═════ Supplied material

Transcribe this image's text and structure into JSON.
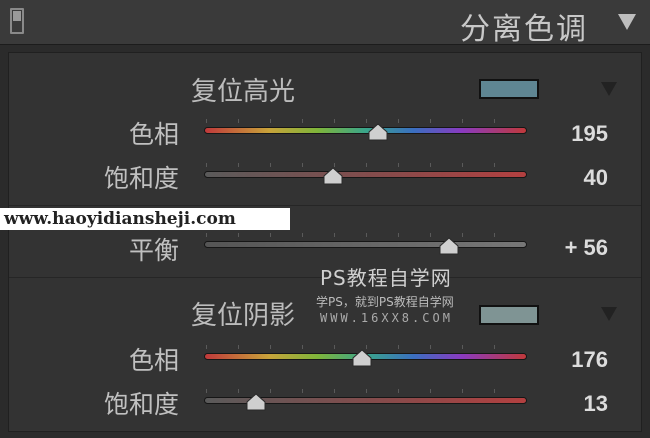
{
  "panel": {
    "title": "分离色调",
    "colors": {
      "highlight_swatch": "#5f8693",
      "shadow_swatch": "#7f9494"
    }
  },
  "highlights": {
    "label": "复位高光",
    "hue": {
      "label": "色相",
      "value": "195",
      "fraction": 0.54
    },
    "saturation": {
      "label": "饱和度",
      "value": "40",
      "fraction": 0.4
    }
  },
  "balance": {
    "label": "平衡",
    "value": "+ 56",
    "fraction": 0.76
  },
  "shadows": {
    "label": "复位阴影",
    "hue": {
      "label": "色相",
      "value": "176",
      "fraction": 0.49
    },
    "saturation": {
      "label": "饱和度",
      "value": "13",
      "fraction": 0.16
    }
  },
  "watermarks": {
    "url": "www.haoyidiansheji.com",
    "brand": "PS教程自学网",
    "tagline": "学PS，就到PS教程自学网",
    "site": "WWW.16XX8.COM"
  }
}
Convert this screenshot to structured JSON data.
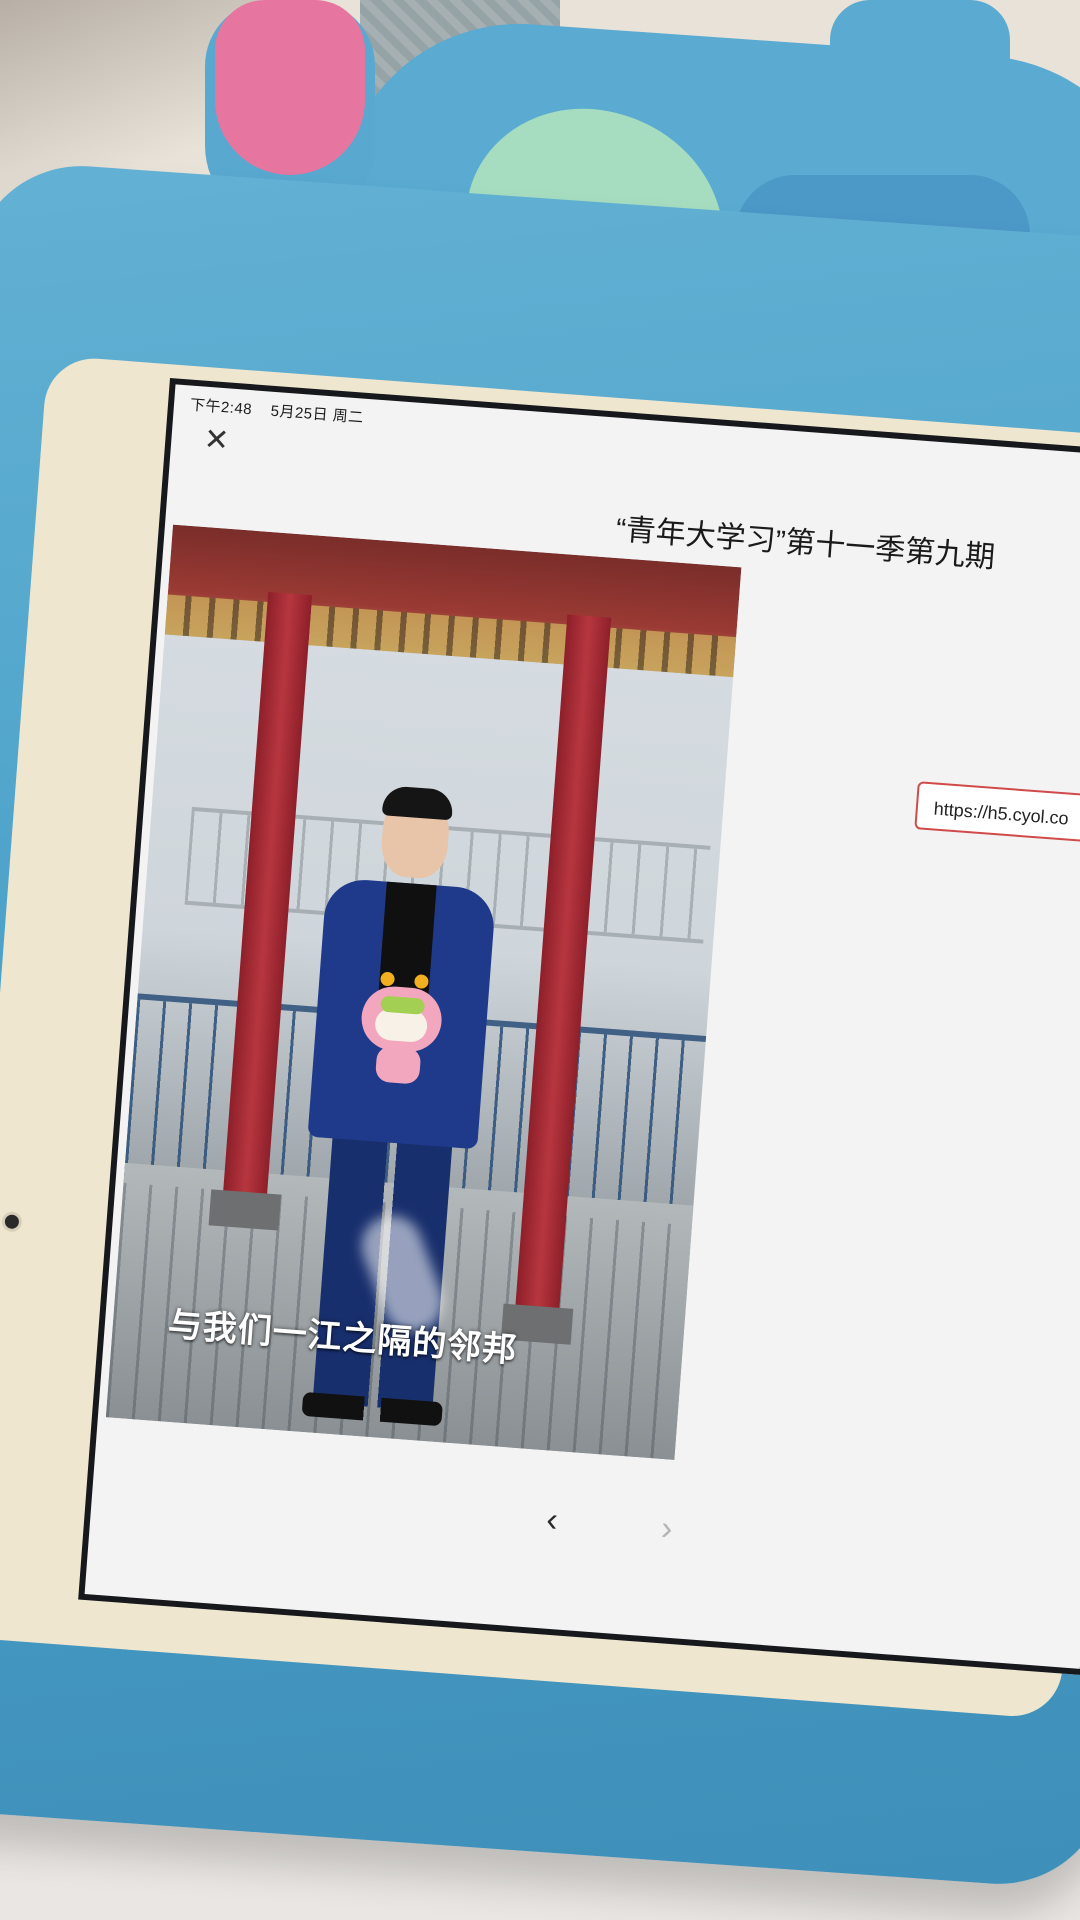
{
  "status_bar": {
    "time": "下午2:48",
    "date": "5月25日 周二"
  },
  "header": {
    "close_icon": "close-icon",
    "title": "“青年大学习”第十一季第九期"
  },
  "video": {
    "subtitle": "与我们一江之隔的邻邦"
  },
  "link": {
    "url_text": "https://h5.cyol.co"
  },
  "pager": {
    "prev_icon": "chevron-left-icon",
    "next_icon": "chevron-right-icon"
  },
  "colors": {
    "case_blue": "#4aa0c8",
    "link_border": "#d14a4a",
    "jacket": "#1f3a8a"
  }
}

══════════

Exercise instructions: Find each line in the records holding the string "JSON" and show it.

Answer section:
Transcribe this image's text and structure into JSON.
Convert this screenshot to structured JSON data.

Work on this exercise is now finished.